Cashman, New York’s GM since 1998, had been working on a handshake agreement since early November, when his five-year contract expired.

The Yankees were swept by four games in the AL Championship Series and haven’t reached the World Series since winning in 2009. It is the franchise’s longest title drought since an 18-year gap between 1978-96.

Cashman’s main goal during the offseason is trying to re-sign AL MVP Aaron Judge.

Judge hit an American League-record 62 homers this season with a .311 batting average and 131 RBIs. He turned down the Yankees’ offer on the eve of opening day of a seven-year contract that would have paid $213.5 million from 2023-29.

While Judge remains on the market, Cashman was able to re-sign Anthony Rizzo on Nov. 15 to a two-year contract worth $40 million after turning down a $16 million player option.

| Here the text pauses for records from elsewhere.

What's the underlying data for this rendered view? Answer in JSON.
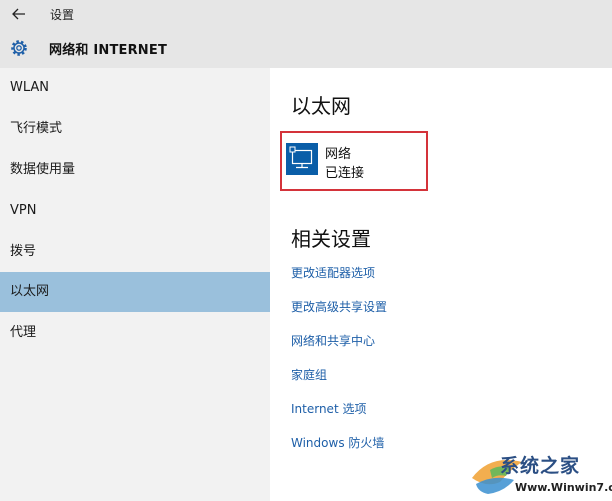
{
  "window": {
    "title": "设置"
  },
  "header": {
    "title": "网络和 INTERNET"
  },
  "sidebar": {
    "items": [
      {
        "label": "WLAN"
      },
      {
        "label": "飞行模式"
      },
      {
        "label": "数据使用量"
      },
      {
        "label": "VPN"
      },
      {
        "label": "拨号"
      },
      {
        "label": "以太网",
        "selected": true
      },
      {
        "label": "代理"
      }
    ]
  },
  "main": {
    "section_title": "以太网",
    "network": {
      "name": "网络",
      "status": "已连接"
    },
    "related_title": "相关设置",
    "links": [
      {
        "label": "更改适配器选项"
      },
      {
        "label": "更改高级共享设置"
      },
      {
        "label": "网络和共享中心"
      },
      {
        "label": "家庭组"
      },
      {
        "label": "Internet 选项"
      },
      {
        "label": "Windows 防火墙"
      }
    ]
  },
  "watermark": {
    "text": "系统之家",
    "url": "Www.Winwin7.com"
  },
  "colors": {
    "accent": "#0a5ea8",
    "selected": "#9ac0dc",
    "link": "#1e5fa8",
    "highlight_border": "#d4333a"
  },
  "icons": {
    "back": "back-arrow-icon",
    "settings": "gear-icon",
    "network": "ethernet-icon"
  }
}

Cashman has been the Yankees general manager since 1998. He has been with the organization since 1986, when he was a 19-year old intern in the scouting department. In his 25 seasons as GM, the Yankees have reached the postseason 21 times, including four World Series championships and six American League titles.